By: Anna Fuhrman King fish are the fish that eat a variety of marine life, from crabs and lobsters to octopus, octopuses and squid.
They also inhabit the deep ocean, and their favorite food is plankton.
But while the king fish may be the favorite fish, a new study finds that their appetite is not nearly as varied as many people believe.
“King fish, like all marine life in the ocean, is prey to predators, so they can’t just simply hunt and eat other fish,” said lead researcher Dr. Christopher Ruppel, from the University of Tasmania’s School of Biological Sciences.
“This study shows that they have a complex and diverse diet.”
King fish have a broad range of diet.
They can eat squid, squid-like creatures that eat fish, but they also eat crustaceans and other crustacean-like organisms.
“They’re not really omnivores,” Rupple said.
“So, they can eat a lot of different types of crustaceae.
But they also can eat plankton, because they live in the sea.
They have a diverse diet that includes squid, crabs, octopus and even crustaceas.”
The researchers also studied a variety or fish-eating habits of king fish in the wild.
King fish eat a wide range of different marine life.
This is the fish pictured below, as seen from above.
The fish in blue are crabs, while the fish in red are other crustacea.
The team then tested whether the kingfish’s ability to detect prey could predict their food preferences.
The researchers collected three different types in the water, each with a different color pattern on the bottom.
Kingfish can also use the top of the water to position their mouths on.
“We found that the fish with the red mouth position on the top, or the most concentrated food, was the king,” Rupel said.
When the fish were able to find their prey in the same area, they preferred to eat the most abundant food, such as shrimp, octoppi and squid, rather than more common fish, such the octopus.
“The fish in orange and blue were a little bit different,” Roppel said, noting that they preferred the smaller shrimp and octopi to the larger ones.
“If you think about a king fish as an omnivore, the prey that they get will be almost all the prey species that they eat,” Rupsell said.
The findings, which will be published in the journal Marine Ecology Progress Series, could lead to improved fishing methods for the king.

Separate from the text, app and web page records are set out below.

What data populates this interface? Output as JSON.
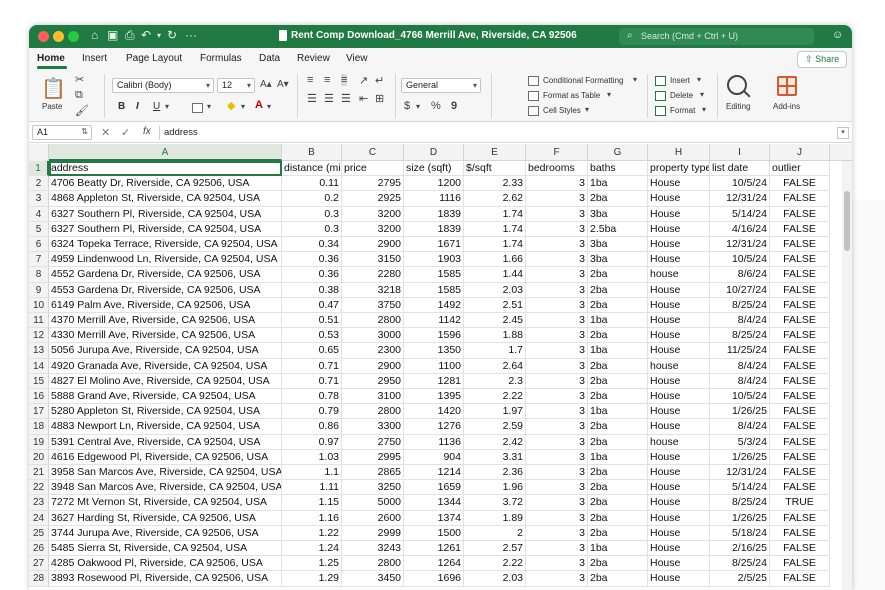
{
  "titlebar": {
    "title": "Rent Comp Download_4766 Merrill Ave, Riverside, CA 92506",
    "search_placeholder": "Search (Cmd + Ctrl + U)"
  },
  "tabs": [
    {
      "label": "Home",
      "active": true
    },
    {
      "label": "Insert"
    },
    {
      "label": "Page Layout"
    },
    {
      "label": "Formulas"
    },
    {
      "label": "Data"
    },
    {
      "label": "Review"
    },
    {
      "label": "View"
    }
  ],
  "share_label": "Share",
  "ribbon": {
    "paste_label": "Paste",
    "font_name": "Calibri (Body)",
    "font_size": "12",
    "number_format": "General",
    "conditional_formatting": "Conditional Formatting",
    "format_as_table": "Format as Table",
    "cell_styles": "Cell Styles",
    "insert": "Insert",
    "delete": "Delete",
    "format": "Format",
    "editing": "Editing",
    "addins": "Add-ins",
    "bold": "B",
    "italic": "I",
    "underline": "U",
    "currency": "$",
    "percent": "%",
    "comma": "9"
  },
  "formula": {
    "cell_ref": "A1",
    "content": "address",
    "fx": "fx"
  },
  "columns": [
    "A",
    "B",
    "C",
    "D",
    "E",
    "F",
    "G",
    "H",
    "I",
    "J"
  ],
  "headers": [
    "address",
    "distance (mi)",
    "price",
    "size (sqft)",
    "$/sqft",
    "bedrooms",
    "baths",
    "property type",
    "list date",
    "outlier"
  ],
  "rows": [
    [
      "4706 Beatty Dr, Riverside, CA 92506, USA",
      "0.11",
      "2795",
      "1200",
      "2.33",
      "3",
      "1ba",
      "House",
      "10/5/24",
      "FALSE"
    ],
    [
      "4868 Appleton St, Riverside, CA 92504, USA",
      "0.2",
      "2925",
      "1116",
      "2.62",
      "3",
      "2ba",
      "House",
      "12/31/24",
      "FALSE"
    ],
    [
      "6327 Southern Pl, Riverside, CA 92504, USA",
      "0.3",
      "3200",
      "1839",
      "1.74",
      "3",
      "3ba",
      "House",
      "5/14/24",
      "FALSE"
    ],
    [
      "6327 Southern Pl, Riverside, CA 92504, USA",
      "0.3",
      "3200",
      "1839",
      "1.74",
      "3",
      "2.5ba",
      "House",
      "4/16/24",
      "FALSE"
    ],
    [
      "6324 Topeka Terrace, Riverside, CA 92504, USA",
      "0.34",
      "2900",
      "1671",
      "1.74",
      "3",
      "3ba",
      "House",
      "12/31/24",
      "FALSE"
    ],
    [
      "4959 Lindenwood Ln, Riverside, CA 92504, USA",
      "0.36",
      "3150",
      "1903",
      "1.66",
      "3",
      "3ba",
      "House",
      "10/5/24",
      "FALSE"
    ],
    [
      "4552 Gardena Dr, Riverside, CA 92506, USA",
      "0.36",
      "2280",
      "1585",
      "1.44",
      "3",
      "2ba",
      "house",
      "8/6/24",
      "FALSE"
    ],
    [
      "4553 Gardena Dr, Riverside, CA 92506, USA",
      "0.38",
      "3218",
      "1585",
      "2.03",
      "3",
      "2ba",
      "House",
      "10/27/24",
      "FALSE"
    ],
    [
      "6149 Palm Ave, Riverside, CA 92506, USA",
      "0.47",
      "3750",
      "1492",
      "2.51",
      "3",
      "2ba",
      "House",
      "8/25/24",
      "FALSE"
    ],
    [
      "4370 Merrill Ave, Riverside, CA 92506, USA",
      "0.51",
      "2800",
      "1142",
      "2.45",
      "3",
      "1ba",
      "House",
      "8/4/24",
      "FALSE"
    ],
    [
      "4330 Merrill Ave, Riverside, CA 92506, USA",
      "0.53",
      "3000",
      "1596",
      "1.88",
      "3",
      "2ba",
      "House",
      "8/25/24",
      "FALSE"
    ],
    [
      "5056 Jurupa Ave, Riverside, CA 92504, USA",
      "0.65",
      "2300",
      "1350",
      "1.7",
      "3",
      "1ba",
      "House",
      "11/25/24",
      "FALSE"
    ],
    [
      "4920 Granada Ave, Riverside, CA 92504, USA",
      "0.71",
      "2900",
      "1100",
      "2.64",
      "3",
      "2ba",
      "house",
      "8/4/24",
      "FALSE"
    ],
    [
      "4827 El Molino Ave, Riverside, CA 92504, USA",
      "0.71",
      "2950",
      "1281",
      "2.3",
      "3",
      "2ba",
      "House",
      "8/4/24",
      "FALSE"
    ],
    [
      "5888 Grand Ave, Riverside, CA 92504, USA",
      "0.78",
      "3100",
      "1395",
      "2.22",
      "3",
      "2ba",
      "House",
      "10/5/24",
      "FALSE"
    ],
    [
      "5280 Appleton St, Riverside, CA 92504, USA",
      "0.79",
      "2800",
      "1420",
      "1.97",
      "3",
      "1ba",
      "House",
      "1/26/25",
      "FALSE"
    ],
    [
      "4883 Newport Ln, Riverside, CA 92504, USA",
      "0.86",
      "3300",
      "1276",
      "2.59",
      "3",
      "2ba",
      "House",
      "8/4/24",
      "FALSE"
    ],
    [
      "5391 Central Ave, Riverside, CA 92504, USA",
      "0.97",
      "2750",
      "1136",
      "2.42",
      "3",
      "2ba",
      "house",
      "5/3/24",
      "FALSE"
    ],
    [
      "4616 Edgewood Pl, Riverside, CA 92506, USA",
      "1.03",
      "2995",
      "904",
      "3.31",
      "3",
      "1ba",
      "House",
      "1/26/25",
      "FALSE"
    ],
    [
      "3958 San Marcos Ave, Riverside, CA 92504, USA",
      "1.1",
      "2865",
      "1214",
      "2.36",
      "3",
      "2ba",
      "House",
      "12/31/24",
      "FALSE"
    ],
    [
      "3948 San Marcos Ave, Riverside, CA 92504, USA",
      "1.11",
      "3250",
      "1659",
      "1.96",
      "3",
      "2ba",
      "House",
      "5/14/24",
      "FALSE"
    ],
    [
      "7272 Mt Vernon St, Riverside, CA 92504, USA",
      "1.15",
      "5000",
      "1344",
      "3.72",
      "3",
      "2ba",
      "House",
      "8/25/24",
      "TRUE"
    ],
    [
      "3627 Harding St, Riverside, CA 92506, USA",
      "1.16",
      "2600",
      "1374",
      "1.89",
      "3",
      "2ba",
      "House",
      "1/26/25",
      "FALSE"
    ],
    [
      "3744 Jurupa Ave, Riverside, CA 92506, USA",
      "1.22",
      "2999",
      "1500",
      "2",
      "3",
      "2ba",
      "House",
      "5/18/24",
      "FALSE"
    ],
    [
      "5485 Sierra St, Riverside, CA 92504, USA",
      "1.24",
      "3243",
      "1261",
      "2.57",
      "3",
      "1ba",
      "House",
      "2/16/25",
      "FALSE"
    ],
    [
      "4285 Oakwood Pl, Riverside, CA 92506, USA",
      "1.25",
      "2800",
      "1264",
      "2.22",
      "3",
      "2ba",
      "House",
      "8/25/24",
      "FALSE"
    ],
    [
      "3893 Rosewood Pl, Riverside, CA 92506, USA",
      "1.29",
      "3450",
      "1696",
      "2.03",
      "3",
      "2ba",
      "House",
      "2/5/25",
      "FALSE"
    ]
  ]
}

“I think the future is looking bright,” Rumpel said of the findings.
“For a species that is highly specialized, like the king, there’s a lot that can be learned about their diet.
But we still need to get a better understanding of their food choices, because the king is a predator that can’t simply eat anything.”
Ruppl added that there is much more research needed before he can predict exactly how often the king’s diet will change, but that he expects it will change a lot.